- [What you should do]: Check the lines of the listing below for the word "this", and state only how many have it.

- [Source material]:

----

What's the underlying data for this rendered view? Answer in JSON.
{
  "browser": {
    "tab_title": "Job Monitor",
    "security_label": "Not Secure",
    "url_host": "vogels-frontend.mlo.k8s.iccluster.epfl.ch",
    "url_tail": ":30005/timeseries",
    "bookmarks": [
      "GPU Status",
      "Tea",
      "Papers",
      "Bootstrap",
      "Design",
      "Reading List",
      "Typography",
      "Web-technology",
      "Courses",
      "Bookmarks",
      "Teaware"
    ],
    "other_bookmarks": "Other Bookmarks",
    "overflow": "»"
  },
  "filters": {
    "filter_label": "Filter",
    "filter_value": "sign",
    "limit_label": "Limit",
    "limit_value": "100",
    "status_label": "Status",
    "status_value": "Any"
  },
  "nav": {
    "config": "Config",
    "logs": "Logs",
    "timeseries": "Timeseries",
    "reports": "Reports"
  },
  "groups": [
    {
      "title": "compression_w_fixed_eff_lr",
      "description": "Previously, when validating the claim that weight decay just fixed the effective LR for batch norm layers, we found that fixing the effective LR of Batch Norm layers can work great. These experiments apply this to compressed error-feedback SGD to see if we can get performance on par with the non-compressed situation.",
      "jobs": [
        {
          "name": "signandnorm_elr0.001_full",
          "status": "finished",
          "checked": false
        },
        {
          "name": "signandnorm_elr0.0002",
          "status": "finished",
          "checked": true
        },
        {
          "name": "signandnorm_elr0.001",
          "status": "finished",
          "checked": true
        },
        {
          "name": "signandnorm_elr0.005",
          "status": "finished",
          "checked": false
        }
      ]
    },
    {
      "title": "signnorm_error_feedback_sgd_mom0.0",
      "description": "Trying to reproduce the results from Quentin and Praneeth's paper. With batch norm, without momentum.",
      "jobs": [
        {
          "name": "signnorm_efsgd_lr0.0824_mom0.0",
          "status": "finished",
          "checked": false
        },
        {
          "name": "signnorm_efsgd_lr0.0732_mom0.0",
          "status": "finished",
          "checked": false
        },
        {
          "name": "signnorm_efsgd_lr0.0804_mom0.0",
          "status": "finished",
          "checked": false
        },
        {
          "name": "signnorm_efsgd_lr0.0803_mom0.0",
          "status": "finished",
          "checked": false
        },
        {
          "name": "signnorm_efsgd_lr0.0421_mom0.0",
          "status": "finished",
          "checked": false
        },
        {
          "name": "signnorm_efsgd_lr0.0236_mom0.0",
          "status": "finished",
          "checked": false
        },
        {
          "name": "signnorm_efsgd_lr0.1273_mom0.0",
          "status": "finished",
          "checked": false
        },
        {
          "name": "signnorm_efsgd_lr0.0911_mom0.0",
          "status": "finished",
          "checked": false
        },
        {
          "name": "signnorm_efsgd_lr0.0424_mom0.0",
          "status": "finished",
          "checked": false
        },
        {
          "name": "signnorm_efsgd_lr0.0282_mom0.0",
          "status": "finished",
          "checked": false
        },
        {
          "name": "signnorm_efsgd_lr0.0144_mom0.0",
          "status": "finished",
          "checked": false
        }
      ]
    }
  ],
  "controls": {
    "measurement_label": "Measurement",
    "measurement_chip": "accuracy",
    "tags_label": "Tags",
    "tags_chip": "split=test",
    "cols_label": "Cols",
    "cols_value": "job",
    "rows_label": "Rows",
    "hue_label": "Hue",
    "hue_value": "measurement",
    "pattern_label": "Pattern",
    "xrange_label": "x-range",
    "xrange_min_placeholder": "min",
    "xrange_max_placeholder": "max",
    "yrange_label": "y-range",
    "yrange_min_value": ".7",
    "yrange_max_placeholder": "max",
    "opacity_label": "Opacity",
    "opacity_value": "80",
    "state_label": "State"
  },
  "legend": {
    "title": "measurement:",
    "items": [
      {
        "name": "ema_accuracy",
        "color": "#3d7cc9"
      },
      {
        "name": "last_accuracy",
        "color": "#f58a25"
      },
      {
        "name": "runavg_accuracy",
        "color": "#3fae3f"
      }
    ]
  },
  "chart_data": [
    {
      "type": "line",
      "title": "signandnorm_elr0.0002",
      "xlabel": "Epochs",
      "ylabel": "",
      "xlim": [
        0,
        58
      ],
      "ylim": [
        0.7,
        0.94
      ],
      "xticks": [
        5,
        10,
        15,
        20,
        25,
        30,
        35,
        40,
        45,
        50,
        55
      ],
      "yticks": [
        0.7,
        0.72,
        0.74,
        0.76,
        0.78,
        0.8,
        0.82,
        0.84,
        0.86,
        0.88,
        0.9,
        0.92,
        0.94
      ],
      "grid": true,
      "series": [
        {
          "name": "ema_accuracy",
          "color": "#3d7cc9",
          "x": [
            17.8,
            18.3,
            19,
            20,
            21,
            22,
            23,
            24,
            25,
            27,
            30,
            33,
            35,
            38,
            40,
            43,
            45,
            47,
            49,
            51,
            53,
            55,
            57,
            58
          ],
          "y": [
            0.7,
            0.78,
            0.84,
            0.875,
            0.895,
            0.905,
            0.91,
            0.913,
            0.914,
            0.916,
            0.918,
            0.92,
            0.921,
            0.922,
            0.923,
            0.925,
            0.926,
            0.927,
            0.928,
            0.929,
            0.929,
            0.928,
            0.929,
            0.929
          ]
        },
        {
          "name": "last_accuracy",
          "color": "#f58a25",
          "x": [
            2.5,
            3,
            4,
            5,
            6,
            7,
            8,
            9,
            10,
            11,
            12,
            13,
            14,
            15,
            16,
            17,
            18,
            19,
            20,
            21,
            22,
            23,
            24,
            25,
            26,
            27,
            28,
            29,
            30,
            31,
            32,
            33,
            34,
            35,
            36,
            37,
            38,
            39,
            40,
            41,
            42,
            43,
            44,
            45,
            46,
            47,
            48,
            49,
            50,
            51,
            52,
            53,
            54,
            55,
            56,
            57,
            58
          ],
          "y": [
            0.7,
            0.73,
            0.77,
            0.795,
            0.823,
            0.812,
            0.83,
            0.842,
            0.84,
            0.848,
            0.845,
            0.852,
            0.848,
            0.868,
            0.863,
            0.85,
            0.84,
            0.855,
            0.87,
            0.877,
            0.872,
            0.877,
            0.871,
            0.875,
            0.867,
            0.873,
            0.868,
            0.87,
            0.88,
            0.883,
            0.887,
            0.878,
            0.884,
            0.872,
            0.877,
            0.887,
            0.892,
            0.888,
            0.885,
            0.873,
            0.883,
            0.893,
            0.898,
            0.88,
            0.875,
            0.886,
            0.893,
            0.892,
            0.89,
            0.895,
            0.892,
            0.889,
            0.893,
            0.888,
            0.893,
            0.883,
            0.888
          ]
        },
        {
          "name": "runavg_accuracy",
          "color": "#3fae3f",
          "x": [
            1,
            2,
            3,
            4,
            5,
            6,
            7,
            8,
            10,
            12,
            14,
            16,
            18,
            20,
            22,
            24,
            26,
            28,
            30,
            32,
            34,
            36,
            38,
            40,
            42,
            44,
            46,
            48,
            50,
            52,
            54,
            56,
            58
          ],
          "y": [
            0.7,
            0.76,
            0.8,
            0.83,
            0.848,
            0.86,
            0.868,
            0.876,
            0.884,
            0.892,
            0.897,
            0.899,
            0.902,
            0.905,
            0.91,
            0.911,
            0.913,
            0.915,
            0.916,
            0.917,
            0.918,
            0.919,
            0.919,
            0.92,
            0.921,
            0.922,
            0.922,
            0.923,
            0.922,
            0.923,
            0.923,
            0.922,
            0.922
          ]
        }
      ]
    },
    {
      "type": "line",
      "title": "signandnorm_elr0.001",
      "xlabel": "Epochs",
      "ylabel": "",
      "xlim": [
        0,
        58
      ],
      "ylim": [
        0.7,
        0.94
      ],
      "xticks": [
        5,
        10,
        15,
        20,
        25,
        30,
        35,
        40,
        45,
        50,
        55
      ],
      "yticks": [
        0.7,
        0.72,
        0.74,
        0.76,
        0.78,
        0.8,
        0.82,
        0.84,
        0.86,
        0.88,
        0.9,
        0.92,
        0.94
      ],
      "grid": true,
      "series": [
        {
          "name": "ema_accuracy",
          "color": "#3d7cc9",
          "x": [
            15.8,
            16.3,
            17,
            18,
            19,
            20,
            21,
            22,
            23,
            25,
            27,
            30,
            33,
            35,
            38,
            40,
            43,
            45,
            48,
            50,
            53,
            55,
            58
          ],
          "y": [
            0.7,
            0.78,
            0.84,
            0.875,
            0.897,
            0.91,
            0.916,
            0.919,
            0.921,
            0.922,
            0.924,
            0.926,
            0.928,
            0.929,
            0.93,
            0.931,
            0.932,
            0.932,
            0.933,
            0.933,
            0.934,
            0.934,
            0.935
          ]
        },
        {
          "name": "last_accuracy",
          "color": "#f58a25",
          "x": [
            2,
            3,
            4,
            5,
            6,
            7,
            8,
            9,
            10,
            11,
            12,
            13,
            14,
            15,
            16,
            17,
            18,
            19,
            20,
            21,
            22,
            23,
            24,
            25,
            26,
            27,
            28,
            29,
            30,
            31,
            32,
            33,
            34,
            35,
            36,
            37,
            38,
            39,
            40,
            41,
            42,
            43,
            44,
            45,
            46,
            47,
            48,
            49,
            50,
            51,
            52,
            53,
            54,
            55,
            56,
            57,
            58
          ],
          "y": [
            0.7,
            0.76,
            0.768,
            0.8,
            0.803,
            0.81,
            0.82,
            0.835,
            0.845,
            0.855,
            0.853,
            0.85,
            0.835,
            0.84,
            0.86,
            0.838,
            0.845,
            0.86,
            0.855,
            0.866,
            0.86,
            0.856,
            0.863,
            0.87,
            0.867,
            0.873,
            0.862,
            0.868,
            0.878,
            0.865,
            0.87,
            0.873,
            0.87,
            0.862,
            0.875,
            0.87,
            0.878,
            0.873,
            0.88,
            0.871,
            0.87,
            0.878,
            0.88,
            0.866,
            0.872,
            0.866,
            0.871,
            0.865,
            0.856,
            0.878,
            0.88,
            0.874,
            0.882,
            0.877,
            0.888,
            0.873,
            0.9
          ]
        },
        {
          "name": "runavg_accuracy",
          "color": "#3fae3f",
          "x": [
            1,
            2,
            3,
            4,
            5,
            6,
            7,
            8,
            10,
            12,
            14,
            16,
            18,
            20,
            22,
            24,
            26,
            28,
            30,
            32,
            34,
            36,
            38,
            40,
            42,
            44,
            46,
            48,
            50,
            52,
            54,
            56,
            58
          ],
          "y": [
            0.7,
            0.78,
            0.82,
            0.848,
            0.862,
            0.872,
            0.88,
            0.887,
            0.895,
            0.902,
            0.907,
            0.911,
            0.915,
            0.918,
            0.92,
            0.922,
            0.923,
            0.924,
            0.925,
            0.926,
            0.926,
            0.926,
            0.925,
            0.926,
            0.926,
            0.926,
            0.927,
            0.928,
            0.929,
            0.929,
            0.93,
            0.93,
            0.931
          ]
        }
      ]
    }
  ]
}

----

- [Task response]: 2